Everywhere online and in guidebooks and even on guesthouse walls, there are warnings of tuk tuk drivers and ‘guides’ telling you the temple you want to go to is closed and they can take you to another temple. Luckily, we had read these multiple times and I checked online to make sure the places we were going to weren’t closed. We were told no less than THREE times that the Grand Palace was closed, not including the European couple we passed by as we were trying to find the entrance who were told the Palace was closed and believed the people. The first couple times, it was by tuk tuk drivers or other randoms so we knew not to believe them. The one that pissed me off though was one that was standing at the exit to the Grand Palace (but it looks like an entrance) – he looked like he was wearing some sort of uniform and told us the palace closed early at 2pm that day because of some special Buddha day function. And he was doing this in front of an actual army uniformed guard with a gun so it made him seem legit. Luckily, we saw the sign behind him written in English that tickets were at the next entrance so we ignored him and went on (the palace grounds are huge). But I can see how that European couple thought he was legit – he was trying to convince us to go to some other wat – I’m guessing this would have turned into a gem store scam or something.

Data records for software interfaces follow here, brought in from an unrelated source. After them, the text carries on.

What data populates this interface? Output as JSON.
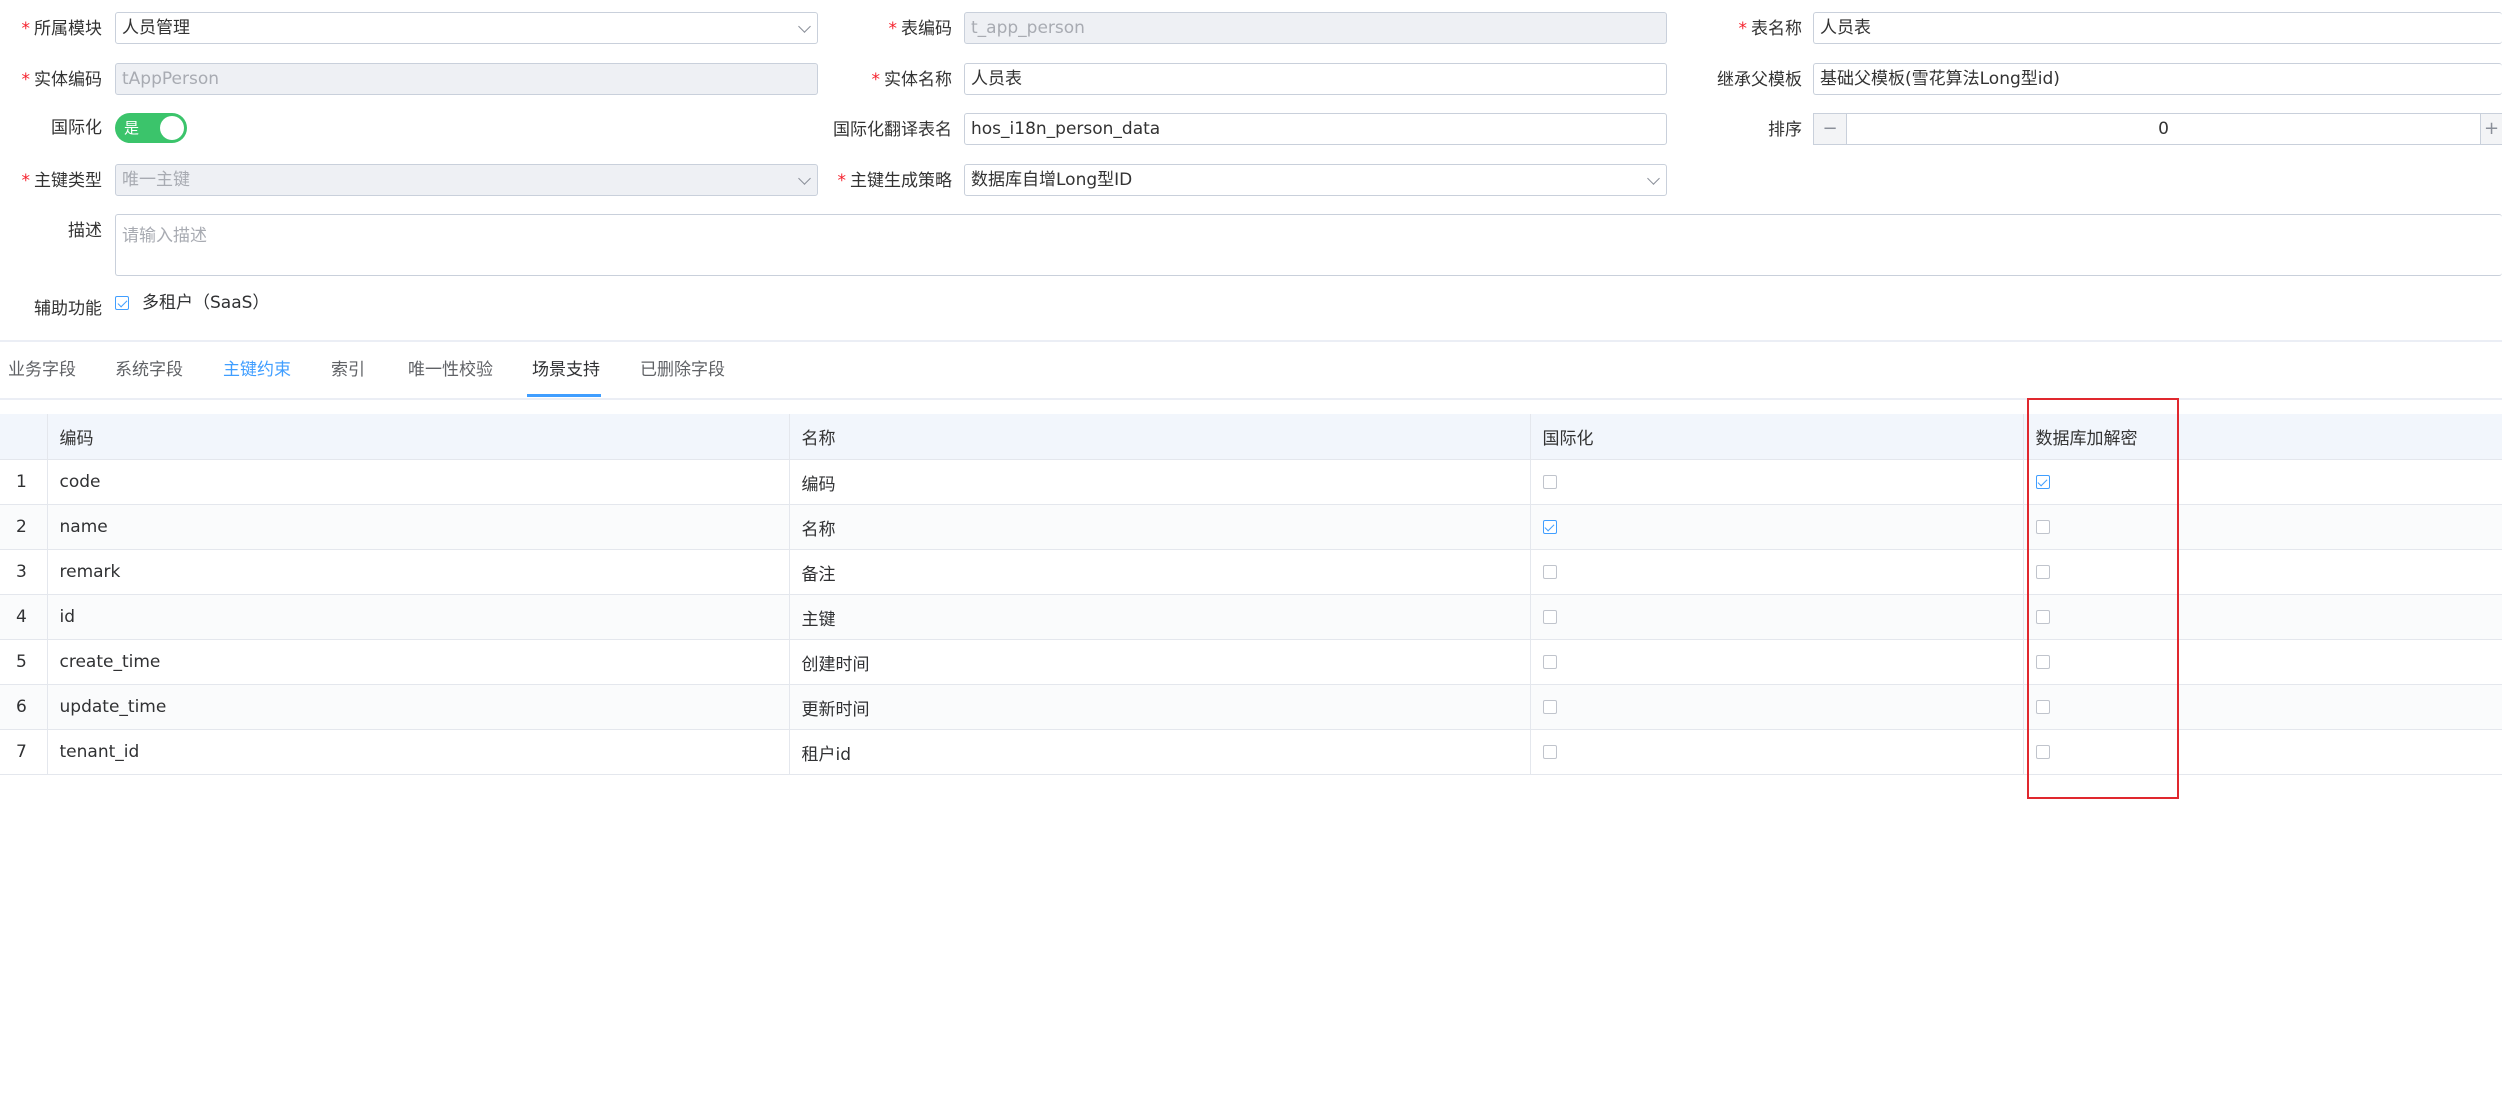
{
  "form": {
    "module": {
      "label": "所属模块",
      "value": "人员管理"
    },
    "table_code": {
      "label": "表编码",
      "value": "t_app_person"
    },
    "table_name": {
      "label": "表名称",
      "value": "人员表"
    },
    "entity_code": {
      "label": "实体编码",
      "value": "tAppPerson"
    },
    "entity_name": {
      "label": "实体名称",
      "value": "人员表"
    },
    "parent_template": {
      "label": "继承父模板",
      "value": "基础父模板(雪花算法Long型id)"
    },
    "i18n": {
      "label": "国际化",
      "switch_text": "是",
      "on": true
    },
    "i18n_table": {
      "label": "国际化翻译表名",
      "value": "hos_i18n_person_data"
    },
    "sort": {
      "label": "排序",
      "value": "0",
      "minus": "−",
      "plus": "+"
    },
    "pk_type": {
      "label": "主键类型",
      "value": "唯一主键"
    },
    "pk_strategy": {
      "label": "主键生成策略",
      "value": "数据库自增Long型ID"
    },
    "description": {
      "label": "描述",
      "placeholder": "请输入描述"
    },
    "aux": {
      "label": "辅助功能",
      "option": "多租户（SaaS）",
      "checked": true
    }
  },
  "tabs": [
    {
      "label": "业务字段"
    },
    {
      "label": "系统字段"
    },
    {
      "label": "主键约束"
    },
    {
      "label": "索引"
    },
    {
      "label": "唯一性校验"
    },
    {
      "label": "场景支持",
      "active": true
    },
    {
      "label": "已删除字段"
    }
  ],
  "table": {
    "columns": [
      "编码",
      "名称",
      "国际化",
      "数据库加解密"
    ],
    "rows": [
      {
        "index": "1",
        "code": "code",
        "name": "编码",
        "i18n": false,
        "encrypt": true
      },
      {
        "index": "2",
        "code": "name",
        "name": "名称",
        "i18n": true,
        "encrypt": false
      },
      {
        "index": "3",
        "code": "remark",
        "name": "备注",
        "i18n": false,
        "encrypt": false
      },
      {
        "index": "4",
        "code": "id",
        "name": "主键",
        "i18n": false,
        "encrypt": false
      },
      {
        "index": "5",
        "code": "create_time",
        "name": "创建时间",
        "i18n": false,
        "encrypt": false
      },
      {
        "index": "6",
        "code": "update_time",
        "name": "更新时间",
        "i18n": false,
        "encrypt": false
      },
      {
        "index": "7",
        "code": "tenant_id",
        "name": "租户id",
        "i18n": false,
        "encrypt": false
      }
    ]
  },
  "colors": {
    "accent": "#409eff",
    "switch_on": "#3bc46b",
    "highlight": "#e0282e",
    "required": "#f5222d"
  }
}
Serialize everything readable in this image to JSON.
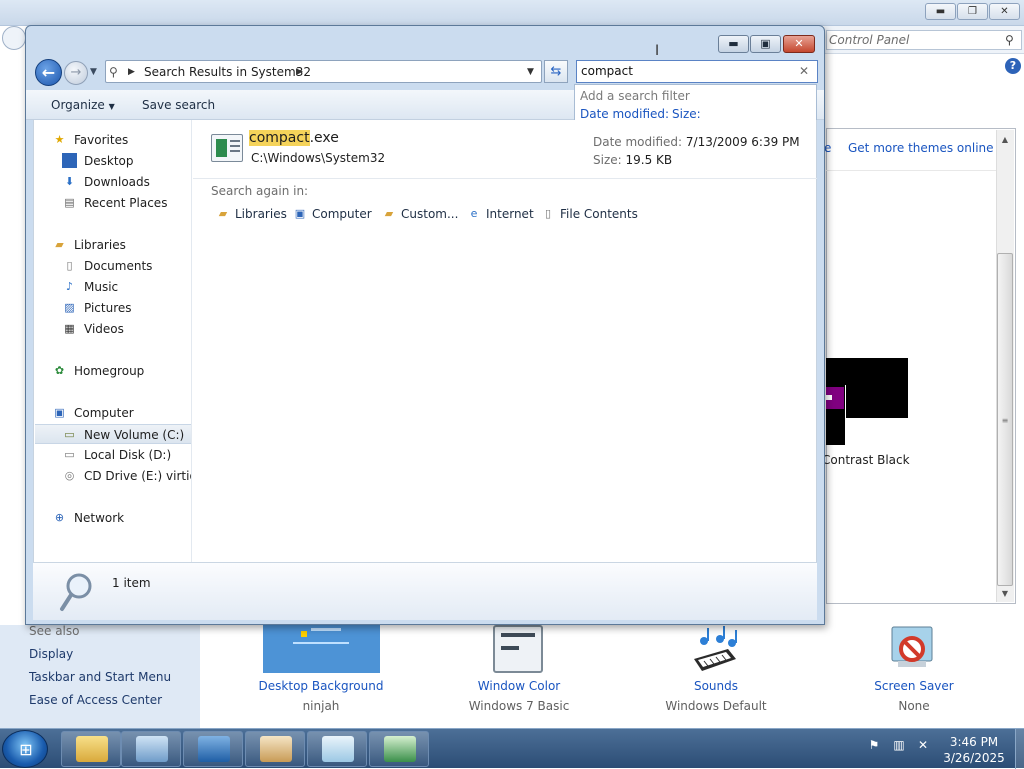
{
  "background_window": {
    "search_placeholder": "Control Panel",
    "theme_link_partial": "e",
    "theme_link": "Get more themes online",
    "theme_high_contrast_label": "Contrast Black",
    "see_also": {
      "heading": "See also",
      "links": [
        "Display",
        "Taskbar and Start Menu",
        "Ease of Access Center"
      ]
    },
    "bottom_items": [
      {
        "label": "Desktop Background",
        "value": "ninjah"
      },
      {
        "label": "Window Color",
        "value": "Windows 7 Basic"
      },
      {
        "label": "Sounds",
        "value": "Windows Default"
      },
      {
        "label": "Screen Saver",
        "value": "None"
      }
    ]
  },
  "explorer": {
    "address": "Search Results in System32",
    "search_text": "compact",
    "search_dropdown": {
      "hint": "Add a search filter",
      "filters": [
        "Date modified:",
        "Size:"
      ]
    },
    "commands": [
      "Organize",
      "Save search"
    ],
    "nav": {
      "favorites": {
        "label": "Favorites",
        "items": [
          "Desktop",
          "Downloads",
          "Recent Places"
        ]
      },
      "libraries": {
        "label": "Libraries",
        "items": [
          "Documents",
          "Music",
          "Pictures",
          "Videos"
        ]
      },
      "homegroup": "Homegroup",
      "computer": {
        "label": "Computer",
        "items": [
          "New Volume (C:)",
          "Local Disk (D:)",
          "CD Drive (E:) virtio-v"
        ]
      },
      "network": "Network"
    },
    "result": {
      "name_match": "compact",
      "name_rest": ".exe",
      "path": "C:\\Windows\\System32",
      "date_modified_label": "Date modified:",
      "date_modified": "7/13/2009 6:39 PM",
      "size_label": "Size:",
      "size": "19.5 KB"
    },
    "search_again": {
      "label": "Search again in:",
      "targets": [
        "Libraries",
        "Computer",
        "Custom...",
        "Internet",
        "File Contents"
      ]
    },
    "status": "1 item"
  },
  "taskbar": {
    "time": "3:46 PM",
    "date": "3/26/2025"
  },
  "colors": {
    "link_blue": "#1a55c0",
    "highlight": "#f5d35a",
    "taskbar": "#2c4d75"
  }
}
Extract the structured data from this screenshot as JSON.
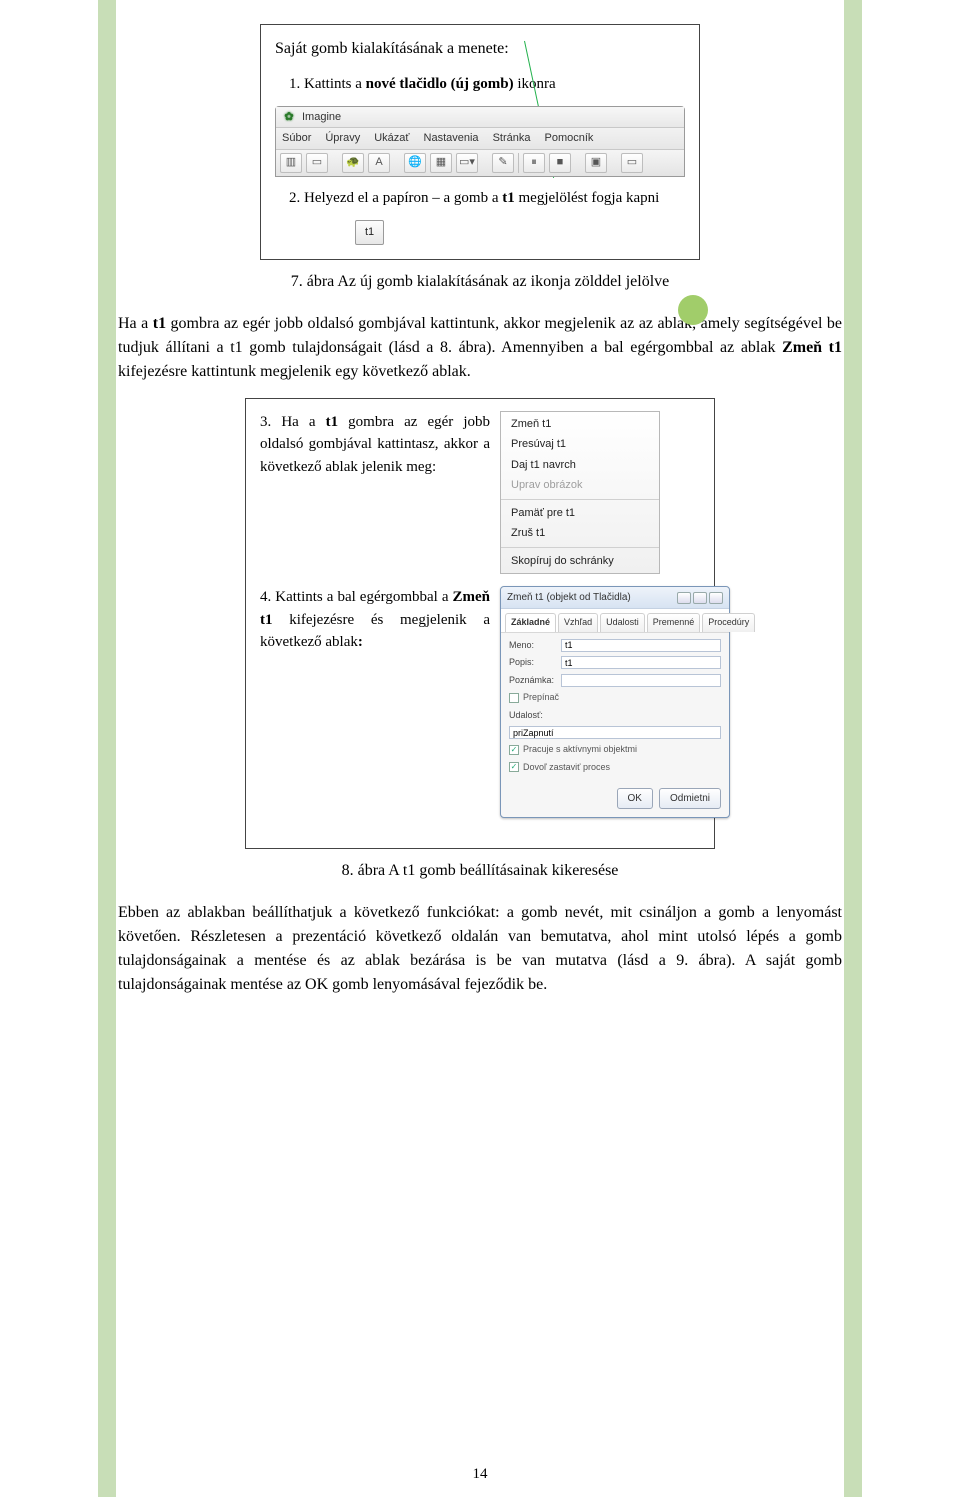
{
  "figure1": {
    "title": "Saját gomb kialakításának a menete:",
    "step1_pre": "1. Kattints a ",
    "step1_bold": "nové tlačidlo (új gomb)",
    "step1_post": " ikonra",
    "imagine": {
      "title": "Imagine",
      "menu": [
        "Súbor",
        "Úpravy",
        "Ukázať",
        "Nastavenia",
        "Stránka",
        "Pomocník"
      ]
    },
    "step2_pre": "2. Helyezd el a papíron – a gomb a ",
    "step2_bold": "t1",
    "step2_post": " megjelölést fogja kapni",
    "t1_label": "t1"
  },
  "caption1": "7. ábra Az új gomb kialakításának az ikonja zölddel jelölve",
  "para1": {
    "a": "Ha a ",
    "b": "t1",
    "c": " gombra az egér jobb oldalsó gombjával kattintunk, akkor megjelenik az az ablak, amely segítségével be tudjuk állítani a t1 gomb tulajdonságait (lásd a 8. ábra). Amennyiben a bal egérgombbal az ablak ",
    "d": "Zmeň t1",
    "e": " kifejezésre kattintunk megjelenik egy következő ablak."
  },
  "figure2": {
    "step3_pre": "3. Ha a ",
    "step3_bold": "t1",
    "step3_post": " gombra az egér jobb oldalsó gombjával kattintasz, akkor a következő ablak jelenik meg:",
    "menu_items": [
      {
        "label": "Zmeň t1",
        "disabled": false
      },
      {
        "label": "Presúvaj t1",
        "disabled": false
      },
      {
        "label": "Daj t1 navrch",
        "disabled": false
      },
      {
        "label": "Uprav obrázok",
        "disabled": true
      }
    ],
    "menu_items2": [
      {
        "label": "Pamäť pre t1",
        "disabled": false
      },
      {
        "label": "Zruš t1",
        "disabled": false
      }
    ],
    "menu_items3": [
      {
        "label": "Skopíruj do schránky",
        "disabled": false
      }
    ],
    "step4_pre": "4. Kattints a bal egérgombbal a ",
    "step4_bold": "Zmeň t1",
    "step4_post": " kifejezésre és megjelenik a következő ablak",
    "step4_colon": ":",
    "dialog": {
      "title": "Zmeň t1 (objekt od Tlačidla)",
      "tabs": [
        "Základné",
        "Vzhľad",
        "Udalosti",
        "Premenné",
        "Procedúry"
      ],
      "rows": {
        "meno_label": "Meno:",
        "meno_value": "t1",
        "popis_label": "Popis:",
        "popis_value": "t1",
        "pozn_label": "Poznámka:",
        "pozn_value": ""
      },
      "check_prepin": "Prepínač",
      "udalost_label": "Udalosť:",
      "udalost_value": "priZapnutí",
      "check_active": "Pracuje s aktívnymi objektmi",
      "check_allow": "Dovoľ zastaviť proces",
      "btn_ok": "OK",
      "btn_cancel": "Odmietni"
    }
  },
  "caption2": "8. ábra A t1 gomb beállításainak kikeresése",
  "para2": "Ebben az ablakban beállíthatjuk a következő funkciókat: a gomb nevét, mit csináljon a gomb a lenyomást követően. Részletesen a prezentáció következő oldalán van bemutatva, ahol mint utolsó lépés a gomb tulajdonságainak a mentése és az ablak bezárása is be van mutatva (lásd a 9. ábra). A saját gomb tulajdonságainak mentése az OK gomb lenyomásával fejeződik be.",
  "page_number": "14"
}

Anyways, my point is to echo the warning – there is only one entrance the Grand Palace – check that one (it’s on the road that starts with an N!). And dress appropriately (skirts and dresses below the knee; no sleeveless shirts or tanks or shorts) or rent icky clothes there.
We got to Bangkok on a Friday night so on Saturday we went to the Chatachuk weekend market (accessible via the MRT subway). We made it through about 8 sections of the market – there are 26 of them I believe. I read online there were 4000 stalls at the market and about $750,000 spent each day! Everything is available here… artwork, food, clothing, jewelry, furniture, flowers, makeup, etc!
Insert by Samir:
The market had tons of food stalls, including coconut ice cream. I had not tried this yet and was excited to do so. Half a coconut shell, with baby coconut fruit flesh, a scoop of ice cream, sticky rice topping, with an extra cup of fresh coconut water. 30 TB. I had it twice. 🙂
Back to Rachel:
Again, though, on the subway to the market, we stopped to look at the route map and some guy that looked like he was in uniform tried to tell us the market was on Sunday and not Saturday and tried to direct us to another market. Beware!
We also went to Chinatown (accessible via the ferry from Chao Phraya river) but this kind of felt like a waste since we were marketed out. And the restaurants were pricey so we ended up eating street food that was ok. But they had some great fresh juice stalls!